:: RECORDS SHOWN ::
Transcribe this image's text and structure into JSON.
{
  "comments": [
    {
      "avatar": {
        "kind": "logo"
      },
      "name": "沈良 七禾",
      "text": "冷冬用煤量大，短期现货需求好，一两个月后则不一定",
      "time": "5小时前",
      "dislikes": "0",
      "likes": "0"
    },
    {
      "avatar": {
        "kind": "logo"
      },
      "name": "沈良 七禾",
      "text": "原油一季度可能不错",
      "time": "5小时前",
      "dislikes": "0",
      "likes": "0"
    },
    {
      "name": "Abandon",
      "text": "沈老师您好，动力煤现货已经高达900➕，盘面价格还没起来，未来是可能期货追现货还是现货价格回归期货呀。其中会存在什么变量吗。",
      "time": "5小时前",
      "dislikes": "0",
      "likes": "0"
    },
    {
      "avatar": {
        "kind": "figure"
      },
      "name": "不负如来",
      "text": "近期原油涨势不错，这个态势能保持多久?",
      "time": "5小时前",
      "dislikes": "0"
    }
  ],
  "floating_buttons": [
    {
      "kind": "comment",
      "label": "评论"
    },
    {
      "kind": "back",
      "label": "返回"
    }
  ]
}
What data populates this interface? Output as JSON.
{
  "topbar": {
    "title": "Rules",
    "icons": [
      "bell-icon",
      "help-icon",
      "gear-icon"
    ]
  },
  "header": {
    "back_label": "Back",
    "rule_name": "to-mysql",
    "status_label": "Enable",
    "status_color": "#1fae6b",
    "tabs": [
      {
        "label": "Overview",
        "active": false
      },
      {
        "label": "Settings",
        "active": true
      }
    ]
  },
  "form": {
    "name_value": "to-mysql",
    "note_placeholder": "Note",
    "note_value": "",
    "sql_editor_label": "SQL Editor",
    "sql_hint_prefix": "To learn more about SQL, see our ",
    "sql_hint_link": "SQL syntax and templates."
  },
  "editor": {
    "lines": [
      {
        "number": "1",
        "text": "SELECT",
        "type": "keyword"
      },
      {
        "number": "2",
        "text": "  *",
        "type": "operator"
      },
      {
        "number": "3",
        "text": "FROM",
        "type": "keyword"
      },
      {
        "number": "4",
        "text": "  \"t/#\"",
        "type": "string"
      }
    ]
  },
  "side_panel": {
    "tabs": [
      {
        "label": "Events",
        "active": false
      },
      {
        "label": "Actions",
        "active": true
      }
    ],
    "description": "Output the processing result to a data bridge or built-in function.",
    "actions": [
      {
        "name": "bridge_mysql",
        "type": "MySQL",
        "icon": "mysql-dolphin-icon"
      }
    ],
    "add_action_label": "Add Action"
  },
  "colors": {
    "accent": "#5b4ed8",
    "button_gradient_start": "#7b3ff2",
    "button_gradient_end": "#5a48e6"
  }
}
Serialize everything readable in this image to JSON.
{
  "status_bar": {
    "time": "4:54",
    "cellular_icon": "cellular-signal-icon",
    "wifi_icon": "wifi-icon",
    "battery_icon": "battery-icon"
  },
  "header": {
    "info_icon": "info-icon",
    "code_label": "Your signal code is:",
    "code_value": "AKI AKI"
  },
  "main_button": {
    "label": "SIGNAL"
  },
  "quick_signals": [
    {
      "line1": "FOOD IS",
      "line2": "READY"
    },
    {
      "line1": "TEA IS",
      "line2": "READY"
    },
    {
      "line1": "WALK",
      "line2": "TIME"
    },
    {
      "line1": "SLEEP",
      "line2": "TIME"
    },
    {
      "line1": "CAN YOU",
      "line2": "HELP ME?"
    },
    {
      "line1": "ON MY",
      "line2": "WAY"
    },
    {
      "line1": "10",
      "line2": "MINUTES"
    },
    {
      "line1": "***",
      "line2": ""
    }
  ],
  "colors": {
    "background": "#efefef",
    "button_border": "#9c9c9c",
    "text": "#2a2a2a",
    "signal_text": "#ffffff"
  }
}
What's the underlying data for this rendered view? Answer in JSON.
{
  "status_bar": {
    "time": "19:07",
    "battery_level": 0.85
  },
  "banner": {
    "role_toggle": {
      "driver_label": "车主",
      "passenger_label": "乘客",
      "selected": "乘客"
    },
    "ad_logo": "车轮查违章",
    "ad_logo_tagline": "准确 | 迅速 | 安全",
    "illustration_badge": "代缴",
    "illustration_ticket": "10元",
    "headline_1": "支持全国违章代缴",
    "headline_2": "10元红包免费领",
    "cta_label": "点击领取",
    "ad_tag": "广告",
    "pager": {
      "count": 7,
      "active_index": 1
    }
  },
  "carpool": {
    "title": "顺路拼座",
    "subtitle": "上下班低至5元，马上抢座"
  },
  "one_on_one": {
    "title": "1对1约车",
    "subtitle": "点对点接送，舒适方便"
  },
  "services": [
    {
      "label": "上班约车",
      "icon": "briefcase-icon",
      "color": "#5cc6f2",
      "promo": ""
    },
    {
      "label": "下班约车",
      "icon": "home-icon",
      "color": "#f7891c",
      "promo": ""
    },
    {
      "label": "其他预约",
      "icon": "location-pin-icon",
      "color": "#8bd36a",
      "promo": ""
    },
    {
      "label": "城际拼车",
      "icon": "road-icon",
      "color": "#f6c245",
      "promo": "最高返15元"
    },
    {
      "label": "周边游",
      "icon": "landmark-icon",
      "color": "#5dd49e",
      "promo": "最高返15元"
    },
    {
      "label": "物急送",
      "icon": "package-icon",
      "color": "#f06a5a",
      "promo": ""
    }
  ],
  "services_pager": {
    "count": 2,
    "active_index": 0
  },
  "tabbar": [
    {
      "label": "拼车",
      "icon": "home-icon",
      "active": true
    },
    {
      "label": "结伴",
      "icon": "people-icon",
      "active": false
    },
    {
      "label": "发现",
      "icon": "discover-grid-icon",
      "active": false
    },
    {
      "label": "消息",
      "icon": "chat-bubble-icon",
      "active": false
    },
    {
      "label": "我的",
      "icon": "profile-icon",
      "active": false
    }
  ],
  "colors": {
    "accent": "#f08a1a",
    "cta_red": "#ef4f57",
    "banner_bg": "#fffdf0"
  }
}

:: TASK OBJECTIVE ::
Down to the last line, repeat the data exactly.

:: REPLY TO THE TASK ::
Transcribe this image's text and structure into JSON.
{
  "comments": [
    {
      "avatar": {
        "kind": "logo"
      },
      "name": "沈良 七禾",
      "text": "冷冬用煤量大，短期现货需求好，一两个月后则不一定",
      "time": "5小时前",
      "dislikes": "0",
      "likes": "0"
    },
    {
      "avatar": {
        "kind": "logo"
      },
      "name": "沈良 七禾",
      "text": "原油一季度可能不错",
      "time": "5小时前",
      "dislikes": "0",
      "likes": "0"
    },
    {
      "name": "Abandon",
      "text": "沈老师您好，动力煤现货已经高达900➕，盘面价格还没起来，未来是可能期货追现货还是现货价格回归期货呀。其中会存在什么变量吗。",
      "time": "5小时前",
      "dislikes": "0",
      "likes": "0"
    },
    {
      "avatar": {
        "kind": "figure"
      },
      "name": "不负如来",
      "text": "近期原油涨势不错，这个态势能保持多久?",
      "time": "5小时前",
      "dislikes": "0"
    }
  ],
  "floating_buttons": [
    {
      "kind": "comment",
      "label": "评论"
    },
    {
      "kind": "back",
      "label": "返回"
    }
  ]
}
What data populates this interface? Output as JSON.
{
  "topbar": {
    "title": "Rules",
    "icons": [
      "bell-icon",
      "help-icon",
      "gear-icon"
    ]
  },
  "header": {
    "back_label": "Back",
    "rule_name": "to-mysql",
    "status_label": "Enable",
    "status_color": "#1fae6b",
    "tabs": [
      {
        "label": "Overview",
        "active": false
      },
      {
        "label": "Settings",
        "active": true
      }
    ]
  },
  "form": {
    "name_value": "to-mysql",
    "note_placeholder": "Note",
    "note_value": "",
    "sql_editor_label": "SQL Editor",
    "sql_hint_prefix": "To learn more about SQL, see our ",
    "sql_hint_link": "SQL syntax and templates."
  },
  "editor": {
    "lines": [
      {
        "number": "1",
        "text": "SELECT",
        "type": "keyword"
      },
      {
        "number": "2",
        "text": "  *",
        "type": "operator"
      },
      {
        "number": "3",
        "text": "FROM",
        "type": "keyword"
      },
      {
        "number": "4",
        "text": "  \"t/#\"",
        "type": "string"
      }
    ]
  },
  "side_panel": {
    "tabs": [
      {
        "label": "Events",
        "active": false
      },
      {
        "label": "Actions",
        "active": true
      }
    ],
    "description": "Output the processing result to a data bridge or built-in function.",
    "actions": [
      {
        "name": "bridge_mysql",
        "type": "MySQL",
        "icon": "mysql-dolphin-icon"
      }
    ],
    "add_action_label": "Add Action"
  },
  "colors": {
    "accent": "#5b4ed8",
    "button_gradient_start": "#7b3ff2",
    "button_gradient_end": "#5a48e6"
  }
}
Serialize everything readable in this image to JSON.
{
  "status_bar": {
    "time": "4:54",
    "cellular_icon": "cellular-signal-icon",
    "wifi_icon": "wifi-icon",
    "battery_icon": "battery-icon"
  },
  "header": {
    "info_icon": "info-icon",
    "code_label": "Your signal code is:",
    "code_value": "AKI AKI"
  },
  "main_button": {
    "label": "SIGNAL"
  },
  "quick_signals": [
    {
      "line1": "FOOD IS",
      "line2": "READY"
    },
    {
      "line1": "TEA IS",
      "line2": "READY"
    },
    {
      "line1": "WALK",
      "line2": "TIME"
    },
    {
      "line1": "SLEEP",
      "line2": "TIME"
    },
    {
      "line1": "CAN YOU",
      "line2": "HELP ME?"
    },
    {
      "line1": "ON MY",
      "line2": "WAY"
    },
    {
      "line1": "10",
      "line2": "MINUTES"
    },
    {
      "line1": "***",
      "line2": ""
    }
  ],
  "colors": {
    "background": "#efefef",
    "button_border": "#9c9c9c",
    "text": "#2a2a2a",
    "signal_text": "#ffffff"
  }
}
What's the underlying data for this rendered view? Answer in JSON.
{
  "status_bar": {
    "time": "19:07",
    "battery_level": 0.85
  },
  "banner": {
    "role_toggle": {
      "driver_label": "车主",
      "passenger_label": "乘客",
      "selected": "乘客"
    },
    "ad_logo": "车轮查违章",
    "ad_logo_tagline": "准确 | 迅速 | 安全",
    "illustration_badge": "代缴",
    "illustration_ticket": "10元",
    "headline_1": "支持全国违章代缴",
    "headline_2": "10元红包免费领",
    "cta_label": "点击领取",
    "ad_tag": "广告",
    "pager": {
      "count": 7,
      "active_index": 1
    }
  },
  "carpool": {
    "title": "顺路拼座",
    "subtitle": "上下班低至5元，马上抢座"
  },
  "one_on_one": {
    "title": "1对1约车",
    "subtitle": "点对点接送，舒适方便"
  },
  "services": [
    {
      "label": "上班约车",
      "icon": "briefcase-icon",
      "color": "#5cc6f2",
      "promo": ""
    },
    {
      "label": "下班约车",
      "icon": "home-icon",
      "color": "#f7891c",
      "promo": ""
    },
    {
      "label": "其他预约",
      "icon": "location-pin-icon",
      "color": "#8bd36a",
      "promo": ""
    },
    {
      "label": "城际拼车",
      "icon": "road-icon",
      "color": "#f6c245",
      "promo": "最高返15元"
    },
    {
      "label": "周边游",
      "icon": "landmark-icon",
      "color": "#5dd49e",
      "promo": "最高返15元"
    },
    {
      "label": "物急送",
      "icon": "package-icon",
      "color": "#f06a5a",
      "promo": ""
    }
  ],
  "services_pager": {
    "count": 2,
    "active_index": 0
  },
  "tabbar": [
    {
      "label": "拼车",
      "icon": "home-icon",
      "active": true
    },
    {
      "label": "结伴",
      "icon": "people-icon",
      "active": false
    },
    {
      "label": "发现",
      "icon": "discover-grid-icon",
      "active": false
    },
    {
      "label": "消息",
      "icon": "chat-bubble-icon",
      "active": false
    },
    {
      "label": "我的",
      "icon": "profile-icon",
      "active": false
    }
  ],
  "colors": {
    "accent": "#f08a1a",
    "cta_red": "#ef4f57",
    "banner_bg": "#fffdf0"
  }
}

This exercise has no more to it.